─── Entries supplied

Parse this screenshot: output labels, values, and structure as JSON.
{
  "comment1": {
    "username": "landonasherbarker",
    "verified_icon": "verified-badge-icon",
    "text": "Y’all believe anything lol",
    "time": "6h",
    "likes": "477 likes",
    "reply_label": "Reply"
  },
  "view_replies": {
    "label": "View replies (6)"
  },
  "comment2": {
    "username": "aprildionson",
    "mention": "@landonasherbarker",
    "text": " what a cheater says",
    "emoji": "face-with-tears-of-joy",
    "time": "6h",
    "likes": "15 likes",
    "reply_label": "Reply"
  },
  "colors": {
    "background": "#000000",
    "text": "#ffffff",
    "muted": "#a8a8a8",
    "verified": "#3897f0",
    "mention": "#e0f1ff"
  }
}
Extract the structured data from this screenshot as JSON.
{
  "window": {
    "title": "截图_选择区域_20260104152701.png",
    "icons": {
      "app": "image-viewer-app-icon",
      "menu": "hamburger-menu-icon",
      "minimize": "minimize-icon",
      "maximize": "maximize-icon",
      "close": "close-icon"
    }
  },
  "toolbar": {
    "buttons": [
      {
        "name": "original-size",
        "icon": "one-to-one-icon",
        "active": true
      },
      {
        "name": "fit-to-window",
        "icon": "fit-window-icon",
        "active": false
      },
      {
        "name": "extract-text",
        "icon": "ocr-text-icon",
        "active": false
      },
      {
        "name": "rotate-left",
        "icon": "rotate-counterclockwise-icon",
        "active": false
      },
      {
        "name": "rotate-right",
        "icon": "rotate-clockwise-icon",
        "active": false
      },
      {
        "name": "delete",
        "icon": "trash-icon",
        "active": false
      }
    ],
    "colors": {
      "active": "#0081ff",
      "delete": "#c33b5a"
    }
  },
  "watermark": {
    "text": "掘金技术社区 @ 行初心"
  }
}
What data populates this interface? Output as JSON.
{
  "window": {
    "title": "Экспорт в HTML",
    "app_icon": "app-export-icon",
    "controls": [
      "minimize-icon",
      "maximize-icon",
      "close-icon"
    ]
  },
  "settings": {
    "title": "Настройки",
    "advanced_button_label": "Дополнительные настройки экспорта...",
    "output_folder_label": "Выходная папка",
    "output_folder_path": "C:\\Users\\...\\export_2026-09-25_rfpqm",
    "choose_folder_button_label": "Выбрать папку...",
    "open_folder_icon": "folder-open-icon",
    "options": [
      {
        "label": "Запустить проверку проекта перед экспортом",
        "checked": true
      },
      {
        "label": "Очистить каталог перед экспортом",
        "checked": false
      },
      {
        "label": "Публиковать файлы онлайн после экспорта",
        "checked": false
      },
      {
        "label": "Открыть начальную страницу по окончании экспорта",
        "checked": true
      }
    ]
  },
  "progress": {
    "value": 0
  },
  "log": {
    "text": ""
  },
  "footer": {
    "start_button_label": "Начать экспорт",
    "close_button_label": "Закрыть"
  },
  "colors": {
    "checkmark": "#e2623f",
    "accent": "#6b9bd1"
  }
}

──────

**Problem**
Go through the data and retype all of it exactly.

**Task solution**
Parse this screenshot: output labels, values, and structure as JSON.
{
  "comment1": {
    "username": "landonasherbarker",
    "verified_icon": "verified-badge-icon",
    "text": "Y’all believe anything lol",
    "time": "6h",
    "likes": "477 likes",
    "reply_label": "Reply"
  },
  "view_replies": {
    "label": "View replies (6)"
  },
  "comment2": {
    "username": "aprildionson",
    "mention": "@landonasherbarker",
    "text": " what a cheater says",
    "emoji": "face-with-tears-of-joy",
    "time": "6h",
    "likes": "15 likes",
    "reply_label": "Reply"
  },
  "colors": {
    "background": "#000000",
    "text": "#ffffff",
    "muted": "#a8a8a8",
    "verified": "#3897f0",
    "mention": "#e0f1ff"
  }
}
Extract the structured data from this screenshot as JSON.
{
  "window": {
    "title": "截图_选择区域_20260104152701.png",
    "icons": {
      "app": "image-viewer-app-icon",
      "menu": "hamburger-menu-icon",
      "minimize": "minimize-icon",
      "maximize": "maximize-icon",
      "close": "close-icon"
    }
  },
  "toolbar": {
    "buttons": [
      {
        "name": "original-size",
        "icon": "one-to-one-icon",
        "active": true
      },
      {
        "name": "fit-to-window",
        "icon": "fit-window-icon",
        "active": false
      },
      {
        "name": "extract-text",
        "icon": "ocr-text-icon",
        "active": false
      },
      {
        "name": "rotate-left",
        "icon": "rotate-counterclockwise-icon",
        "active": false
      },
      {
        "name": "rotate-right",
        "icon": "rotate-clockwise-icon",
        "active": false
      },
      {
        "name": "delete",
        "icon": "trash-icon",
        "active": false
      }
    ],
    "colors": {
      "active": "#0081ff",
      "delete": "#c33b5a"
    }
  },
  "watermark": {
    "text": "掘金技术社区 @ 行初心"
  }
}
What data populates this interface? Output as JSON.
{
  "window": {
    "title": "Экспорт в HTML",
    "app_icon": "app-export-icon",
    "controls": [
      "minimize-icon",
      "maximize-icon",
      "close-icon"
    ]
  },
  "settings": {
    "title": "Настройки",
    "advanced_button_label": "Дополнительные настройки экспорта...",
    "output_folder_label": "Выходная папка",
    "output_folder_path": "C:\\Users\\...\\export_2026-09-25_rfpqm",
    "choose_folder_button_label": "Выбрать папку...",
    "open_folder_icon": "folder-open-icon",
    "options": [
      {
        "label": "Запустить проверку проекта перед экспортом",
        "checked": true
      },
      {
        "label": "Очистить каталог перед экспортом",
        "checked": false
      },
      {
        "label": "Публиковать файлы онлайн после экспорта",
        "checked": false
      },
      {
        "label": "Открыть начальную страницу по окончании экспорта",
        "checked": true
      }
    ]
  },
  "progress": {
    "value": 0
  },
  "log": {
    "text": ""
  },
  "footer": {
    "start_button_label": "Начать экспорт",
    "close_button_label": "Закрыть"
  },
  "colors": {
    "checkmark": "#e2623f",
    "accent": "#6b9bd1"
  }
}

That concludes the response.